This study started tracking 268 Harvard sophomores in 1938 during the Great Depression There are some things that money can't buy. True friends and happiness are among them. In fact, an 80-year-long study at Harvard University claims good pals are the key to a happy life. Scientists began tracking the health of 268 Harvard sophomores in 1938, and have continued the study over the past eight decades. The original participants included President John F. Kennedy and longtime Washington Post editor Ben Bradlee, according to the Harvard Gazette. The study originally only included men, as Harvard didn't admit women at that time, but the ongoing research has expanded, and now includes 1,300 of the original
The chances of finding alien organisms have been boosted by the discovery of hundreds of “water worlds” capable of supporting life. New analysis by Harvard University estimates that one in three “exoplanets” outside our solar system that are larger than Earth are likely to contain an abundance of water. The scientists say the planets that are two to four times bigger than Earth that have the best chance of supporting life. Analysis of data from the exoplanet-hunting Kepler Space Telescope and the Gaia mission indicates half their weight may be water - either flowing or frozen. In comparison, the amount of water on Earth makes up just 0.02 per cent of its complete mass. Lead researcher Dr Li Zeng, said: "It was a huge surprise to realise that there must be so many water-worlds." Exoplanets were first discovered in 1992 and since then about 4,000 have since been confirmed to exist. An impression of one of the Trappist exoplanets, whose discovery was announced in 2017 Credit: NASA Scientists believe they fall into two broad categories: those with a planetary radius averaging around 1.5 the size of Earth, or 2.5. Now the group of international scientists has developed a model of their internal structure. This is based upon their recent mass and radius measurements from the Gaia satellite. Dr Zeng said: "We have looked at how mass relates to radius, and developed a model which might explain the relationship." The model indicates the smaller planets tend to be rocky planets - with typically five times as much mass as Earth. In numbers | Kepler mission The larger ones have about 10 times more mass - and "are probably water worlds," said Dr Zeng. Presenting the findings at the Goldschmidt conference in Boston, he explained: "This is water, but not as commonly found here on Earth. "Their surface temperature is expected to be in the 200 to 500 degree Celsius range. "Their surface may be shrouded in a water-vapour-dominated atmosphere, with a liquid water layer underneath.”

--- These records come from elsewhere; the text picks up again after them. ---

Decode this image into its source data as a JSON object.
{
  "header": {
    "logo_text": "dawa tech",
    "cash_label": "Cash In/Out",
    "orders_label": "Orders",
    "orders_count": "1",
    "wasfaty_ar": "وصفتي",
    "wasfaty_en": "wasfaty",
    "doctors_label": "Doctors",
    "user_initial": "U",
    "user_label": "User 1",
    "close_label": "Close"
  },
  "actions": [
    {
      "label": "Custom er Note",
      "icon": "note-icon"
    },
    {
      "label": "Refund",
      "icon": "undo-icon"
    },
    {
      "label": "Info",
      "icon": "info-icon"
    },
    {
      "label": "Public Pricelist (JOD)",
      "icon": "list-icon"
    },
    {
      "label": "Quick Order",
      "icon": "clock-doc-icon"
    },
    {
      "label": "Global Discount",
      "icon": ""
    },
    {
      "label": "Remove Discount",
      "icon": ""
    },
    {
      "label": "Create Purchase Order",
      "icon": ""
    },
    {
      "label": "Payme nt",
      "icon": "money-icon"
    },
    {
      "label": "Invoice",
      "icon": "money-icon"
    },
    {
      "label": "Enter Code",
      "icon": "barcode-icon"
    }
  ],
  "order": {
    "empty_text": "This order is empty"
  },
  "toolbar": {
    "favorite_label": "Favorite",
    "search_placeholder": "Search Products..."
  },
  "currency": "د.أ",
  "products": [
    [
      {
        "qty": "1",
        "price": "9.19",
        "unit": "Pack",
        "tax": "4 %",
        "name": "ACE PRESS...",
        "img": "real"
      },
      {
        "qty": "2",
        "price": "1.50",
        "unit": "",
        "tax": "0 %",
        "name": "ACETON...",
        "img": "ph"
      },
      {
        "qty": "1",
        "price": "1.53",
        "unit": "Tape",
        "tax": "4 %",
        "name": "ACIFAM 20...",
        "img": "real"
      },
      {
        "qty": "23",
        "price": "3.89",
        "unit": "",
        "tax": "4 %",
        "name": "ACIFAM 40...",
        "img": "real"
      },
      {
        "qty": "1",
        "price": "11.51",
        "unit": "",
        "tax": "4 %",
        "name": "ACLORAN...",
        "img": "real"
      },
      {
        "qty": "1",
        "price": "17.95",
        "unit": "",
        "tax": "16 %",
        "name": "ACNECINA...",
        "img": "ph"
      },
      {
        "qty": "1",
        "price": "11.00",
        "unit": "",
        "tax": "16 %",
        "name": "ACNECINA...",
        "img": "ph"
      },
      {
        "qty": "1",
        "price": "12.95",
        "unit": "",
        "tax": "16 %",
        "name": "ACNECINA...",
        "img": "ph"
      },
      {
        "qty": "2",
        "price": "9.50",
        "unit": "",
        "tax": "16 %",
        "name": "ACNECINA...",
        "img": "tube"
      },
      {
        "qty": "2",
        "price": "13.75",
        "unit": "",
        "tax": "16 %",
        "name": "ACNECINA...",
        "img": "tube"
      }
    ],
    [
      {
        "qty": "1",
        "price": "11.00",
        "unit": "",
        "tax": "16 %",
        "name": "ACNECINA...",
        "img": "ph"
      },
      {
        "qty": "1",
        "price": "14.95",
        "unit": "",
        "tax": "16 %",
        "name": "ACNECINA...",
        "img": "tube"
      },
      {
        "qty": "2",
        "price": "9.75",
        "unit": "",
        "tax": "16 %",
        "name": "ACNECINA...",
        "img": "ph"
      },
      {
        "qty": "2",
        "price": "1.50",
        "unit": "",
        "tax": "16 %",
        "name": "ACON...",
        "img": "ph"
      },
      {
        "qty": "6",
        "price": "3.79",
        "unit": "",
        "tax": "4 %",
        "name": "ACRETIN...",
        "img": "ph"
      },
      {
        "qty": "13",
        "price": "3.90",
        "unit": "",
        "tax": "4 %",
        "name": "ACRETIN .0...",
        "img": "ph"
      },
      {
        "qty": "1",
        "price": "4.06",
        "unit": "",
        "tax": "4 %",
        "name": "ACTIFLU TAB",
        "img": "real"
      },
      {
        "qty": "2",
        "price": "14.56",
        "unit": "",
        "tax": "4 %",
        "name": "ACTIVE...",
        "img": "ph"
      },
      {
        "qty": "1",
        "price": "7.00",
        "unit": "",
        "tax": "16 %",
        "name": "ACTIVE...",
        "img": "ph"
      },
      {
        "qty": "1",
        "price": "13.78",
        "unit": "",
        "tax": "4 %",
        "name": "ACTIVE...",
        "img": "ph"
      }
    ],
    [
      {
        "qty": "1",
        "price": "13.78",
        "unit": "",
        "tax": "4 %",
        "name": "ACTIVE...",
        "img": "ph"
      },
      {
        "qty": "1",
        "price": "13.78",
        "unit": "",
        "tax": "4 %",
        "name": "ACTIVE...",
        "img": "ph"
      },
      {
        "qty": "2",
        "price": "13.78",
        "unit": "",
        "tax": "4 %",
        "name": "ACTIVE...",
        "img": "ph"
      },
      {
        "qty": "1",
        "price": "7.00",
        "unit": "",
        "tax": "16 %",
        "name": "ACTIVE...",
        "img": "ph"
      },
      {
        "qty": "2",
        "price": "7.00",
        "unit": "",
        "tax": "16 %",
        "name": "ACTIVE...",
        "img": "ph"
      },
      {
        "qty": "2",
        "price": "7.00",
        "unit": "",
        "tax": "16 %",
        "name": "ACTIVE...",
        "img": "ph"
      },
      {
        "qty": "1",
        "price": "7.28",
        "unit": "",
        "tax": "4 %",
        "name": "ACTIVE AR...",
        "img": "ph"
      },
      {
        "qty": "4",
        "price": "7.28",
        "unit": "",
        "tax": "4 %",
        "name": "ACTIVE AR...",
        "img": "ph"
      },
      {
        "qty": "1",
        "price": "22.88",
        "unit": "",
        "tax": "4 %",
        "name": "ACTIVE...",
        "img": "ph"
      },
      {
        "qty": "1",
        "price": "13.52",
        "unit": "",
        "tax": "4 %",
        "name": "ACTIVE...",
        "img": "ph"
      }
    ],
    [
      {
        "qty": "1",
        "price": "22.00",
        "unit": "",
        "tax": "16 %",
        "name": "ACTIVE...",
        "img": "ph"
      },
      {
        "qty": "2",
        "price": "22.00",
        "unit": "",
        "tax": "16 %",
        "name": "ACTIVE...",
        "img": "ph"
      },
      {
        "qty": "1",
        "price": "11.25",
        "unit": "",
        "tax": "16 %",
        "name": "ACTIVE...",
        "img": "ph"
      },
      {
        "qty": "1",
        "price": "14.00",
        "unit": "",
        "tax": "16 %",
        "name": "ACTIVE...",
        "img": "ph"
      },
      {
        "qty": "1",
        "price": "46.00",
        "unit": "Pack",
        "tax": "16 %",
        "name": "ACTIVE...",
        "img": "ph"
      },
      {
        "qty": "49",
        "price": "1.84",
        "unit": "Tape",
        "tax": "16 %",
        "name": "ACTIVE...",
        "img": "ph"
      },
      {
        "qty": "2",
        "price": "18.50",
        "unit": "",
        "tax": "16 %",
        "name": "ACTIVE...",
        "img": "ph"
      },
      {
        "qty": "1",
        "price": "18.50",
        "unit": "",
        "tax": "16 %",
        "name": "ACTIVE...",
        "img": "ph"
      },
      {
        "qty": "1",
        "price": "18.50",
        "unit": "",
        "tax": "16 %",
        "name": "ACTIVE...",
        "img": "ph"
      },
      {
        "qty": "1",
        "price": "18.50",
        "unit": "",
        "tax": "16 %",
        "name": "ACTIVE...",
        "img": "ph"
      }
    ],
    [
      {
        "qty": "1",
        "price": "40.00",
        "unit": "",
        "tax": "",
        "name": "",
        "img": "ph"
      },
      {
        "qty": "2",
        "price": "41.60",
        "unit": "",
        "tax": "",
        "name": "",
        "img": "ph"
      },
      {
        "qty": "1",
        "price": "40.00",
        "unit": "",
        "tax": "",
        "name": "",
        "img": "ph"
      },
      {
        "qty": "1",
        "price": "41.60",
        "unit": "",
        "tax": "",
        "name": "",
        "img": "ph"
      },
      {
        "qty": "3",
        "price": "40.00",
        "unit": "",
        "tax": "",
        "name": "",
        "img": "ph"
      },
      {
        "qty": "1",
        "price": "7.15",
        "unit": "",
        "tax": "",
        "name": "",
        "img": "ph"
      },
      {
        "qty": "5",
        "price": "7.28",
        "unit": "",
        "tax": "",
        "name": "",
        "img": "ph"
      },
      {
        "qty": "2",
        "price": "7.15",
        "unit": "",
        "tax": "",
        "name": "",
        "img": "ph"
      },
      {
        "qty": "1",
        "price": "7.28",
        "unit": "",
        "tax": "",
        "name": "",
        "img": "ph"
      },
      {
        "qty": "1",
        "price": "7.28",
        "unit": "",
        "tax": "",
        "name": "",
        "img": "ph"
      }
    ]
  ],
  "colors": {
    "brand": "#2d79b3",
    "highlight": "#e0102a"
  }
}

Minority student and alumni groups at Harvard University are pushing back against what they consider an attempt to exclude their perspective from a lawsuit that seeks to eliminate race as a consideration in admissions, according to documents filed on their behalf this week. The case is brought by the group Students for Fair Admissions, which argues that Harvard limits the number of Asian-Americans it admits. Harvard has denied that it discriminates against Asian-American applicants and has sought to discredit the legal challenge to its admission policies in court. Thus far, the university has sought to keep much of its admissions information under wraps, citing protection of its students and the exposure of potential trade secrets about how it determines who among more than 40,000 applicants will be offered fewer than 1,700 seats each year.